[EXTRACTED INFORMATION Boundary: Start]

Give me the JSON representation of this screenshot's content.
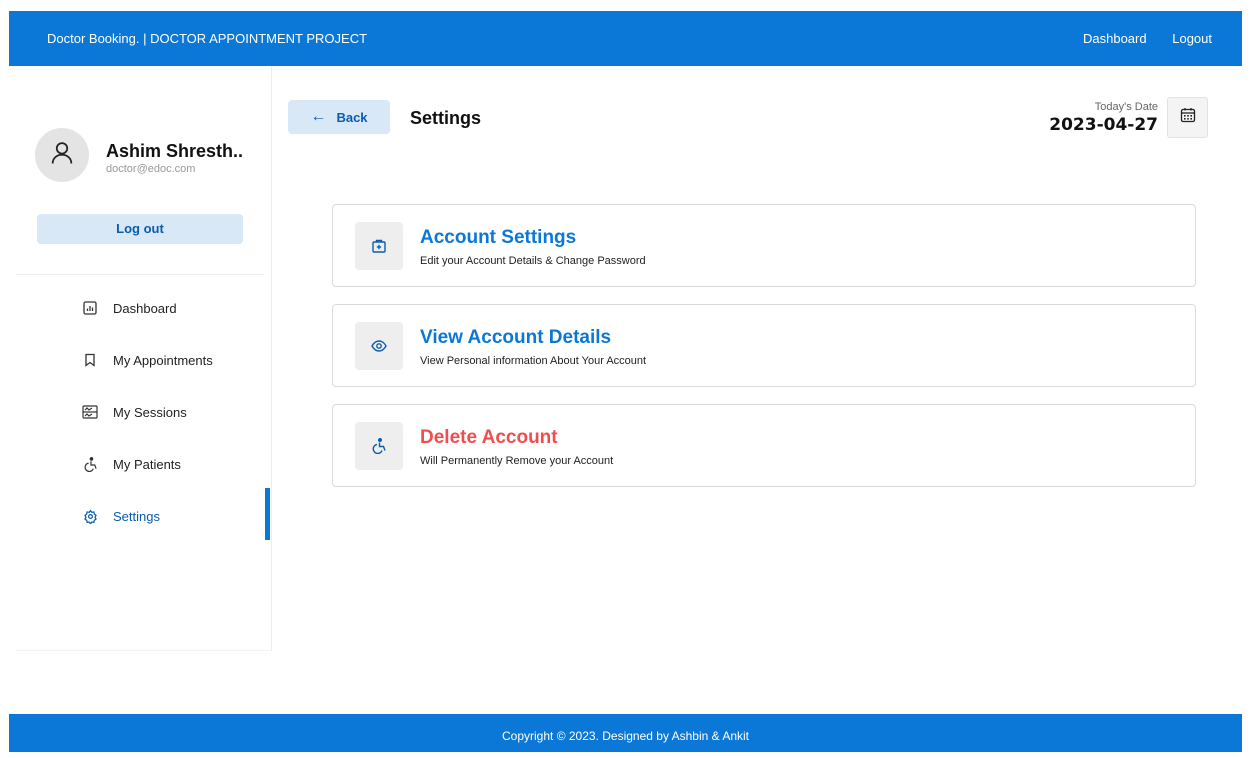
{
  "header": {
    "brand": "Doctor Booking. | DOCTOR APPOINTMENT PROJECT",
    "nav": [
      "Dashboard",
      "Logout"
    ]
  },
  "sidebar": {
    "user": {
      "name": "Ashim Shresth..",
      "email": "doctor@edoc.com"
    },
    "logout_label": "Log out",
    "items": [
      {
        "label": "Dashboard",
        "icon": "dashboard-icon"
      },
      {
        "label": "My Appointments",
        "icon": "bookmark-icon"
      },
      {
        "label": "My Sessions",
        "icon": "schedule-icon"
      },
      {
        "label": "My Patients",
        "icon": "wheelchair-icon"
      },
      {
        "label": "Settings",
        "icon": "gear-icon",
        "active": true
      }
    ]
  },
  "main": {
    "back_label": "Back",
    "title": "Settings",
    "date_label": "Today's Date",
    "date_value": "2023-04-27",
    "cards": [
      {
        "title": "Account Settings",
        "subtitle": "Edit your Account Details & Change Password",
        "icon": "medical-case-icon"
      },
      {
        "title": "View Account Details",
        "subtitle": "View Personal information About Your Account",
        "icon": "eye-icon"
      },
      {
        "title": "Delete Account",
        "subtitle": "Will Permanently Remove your Account",
        "icon": "wheelchair-icon"
      }
    ]
  },
  "footer": {
    "text": "Copyright © 2023. Designed by Ashbin & Ankit"
  },
  "colors": {
    "primary": "#0b78d8",
    "light_primary": "#d8e8f7",
    "danger": "#ef4e4e"
  }
}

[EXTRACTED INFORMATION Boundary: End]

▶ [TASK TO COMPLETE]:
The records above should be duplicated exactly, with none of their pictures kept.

▶ [RESULT]:
Give me the JSON representation of this screenshot's content.
{
  "header": {
    "brand": "Doctor Booking. | DOCTOR APPOINTMENT PROJECT",
    "nav": [
      "Dashboard",
      "Logout"
    ]
  },
  "sidebar": {
    "user": {
      "name": "Ashim Shresth..",
      "email": "doctor@edoc.com"
    },
    "logout_label": "Log out",
    "items": [
      {
        "label": "Dashboard",
        "icon": "dashboard-icon"
      },
      {
        "label": "My Appointments",
        "icon": "bookmark-icon"
      },
      {
        "label": "My Sessions",
        "icon": "schedule-icon"
      },
      {
        "label": "My Patients",
        "icon": "wheelchair-icon"
      },
      {
        "label": "Settings",
        "icon": "gear-icon",
        "active": true
      }
    ]
  },
  "main": {
    "back_label": "Back",
    "title": "Settings",
    "date_label": "Today's Date",
    "date_value": "2023-04-27",
    "cards": [
      {
        "title": "Account Settings",
        "subtitle": "Edit your Account Details & Change Password",
        "icon": "medical-case-icon"
      },
      {
        "title": "View Account Details",
        "subtitle": "View Personal information About Your Account",
        "icon": "eye-icon"
      },
      {
        "title": "Delete Account",
        "subtitle": "Will Permanently Remove your Account",
        "icon": "wheelchair-icon"
      }
    ]
  },
  "footer": {
    "text": "Copyright © 2023. Designed by Ashbin & Ankit"
  },
  "colors": {
    "primary": "#0b78d8",
    "light_primary": "#d8e8f7",
    "danger": "#ef4e4e"
  }
}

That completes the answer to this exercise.